I quickly got 2 more average sized ones (still big), all on a count down of 6 seconds, followed by a rhythmic strip retrieve (rip - fall - rip - fall). About 16 inches on a very sharp quick rip and 2 seconds on the fall. Things slowed down but I got 3 more on the same big fly, spread out over the mid afternoon. Later, spoon casters continued to get some fish but I got nothing more until dusk when a very big Lake Trout rushed the Mag Flash Jiggy fly as I was lifting it off the water. On a quick cast back, I should have just let it fall hoping she would find it. But I retrieved it toward the retreating fish with no results.
A 9 weight fly rod with a shooting head made from a type 3 sinking line worked well for the depth at the mid pier spot I fished and water clarity for this day. On the previous trip, I was spoon fishing further in more wind and deeper muddier water. I think a faster sinking shooting head fly line would have been better.
It turned out a good thing that I had broken off the hook barbs and tied these flies on 60º jig hooks because that allowed me to use the fly rod tip top as a 9 foot long hook disgorger to easily release the last 4 fish from up on the pier.
- Mag Opal Flash Jiggy Fly (See Tie a Fly Blog post)
- Hook: # 2 to 2/0 Down Eye Standard shank Wet or 60º Jig
- Bead: Silver, 3.8 to 4.6mm Tungsten or 5.0 to 5.5mm Silver Brass
- Threads: 210 Danville, Chartreuse body, Fire Orange wing tie down collar

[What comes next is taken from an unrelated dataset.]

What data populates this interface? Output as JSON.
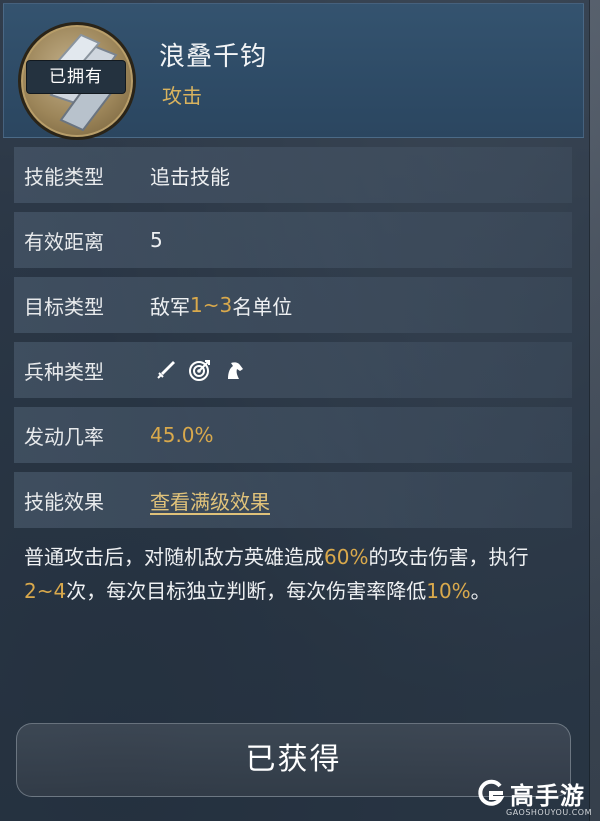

- Tail & Wing: White or Chartreuse Bucktail
- Tail Flash, Magnum Mirage folded to both sides, Silver Krystal Flash long on top.
- Body: L or XL Mylar tubing tie forward and folded back over tail to bend
- Wing Flash: Magnum Opal folded to both sides. Silver Krystal Flash folded to both sides
- Wing Top Flash: Colored Ice Wing or similar folded on top
All these hooks need the barbs broken off to fit the beads over these big hooks. I bent up the straight shank on KoreaSun 7362BN with round jaw wire bending pliers.
- Planning Great Lake Fishing Trips.
- Wind direction and strength is critical because:
- Wind and Waves dictate how comfortable or difficult it is to fish effectively
- Light or Offshore winds over the last couple of days mean clearer water
- Winter Offshore wind blows out colder surface water, clear warmer water is drawn up near shore.
- Winter winds blow ice into one shore maybe off of another shore.
- Summer Offshore wind blows out warm surface water, drawing up cooler clear water near shore.
- All of this affects where bait minnows and game fish will be found.
- In Michigan you can choose your coast on the Upper or Lower Peninsula, or the Thumb
- Check Wunderground.com 10 day forecasts for wind speed-direction, temperature, precipitation and cloud cover forecasts at potential trip sites.
- Look at online maps like Maps.Google.com while thinking about wind effects, Satellite View can show piers, access points, dredged channels, shallow-deeper water, sandy-rocky bottoms, weed beds, tree sheltered shore lines.
- USGS.gov/National Water Dashboard where you can zoom in on their Map to find local stations on many rivers and streams. Use the graph displays of recent current flows and water temperatures. Recent high water means muddier water or fallen water levels mean clearer water.
- CoastWatch.msu.edu has maps of real time, great lake water temperatures, cloud cover permitting.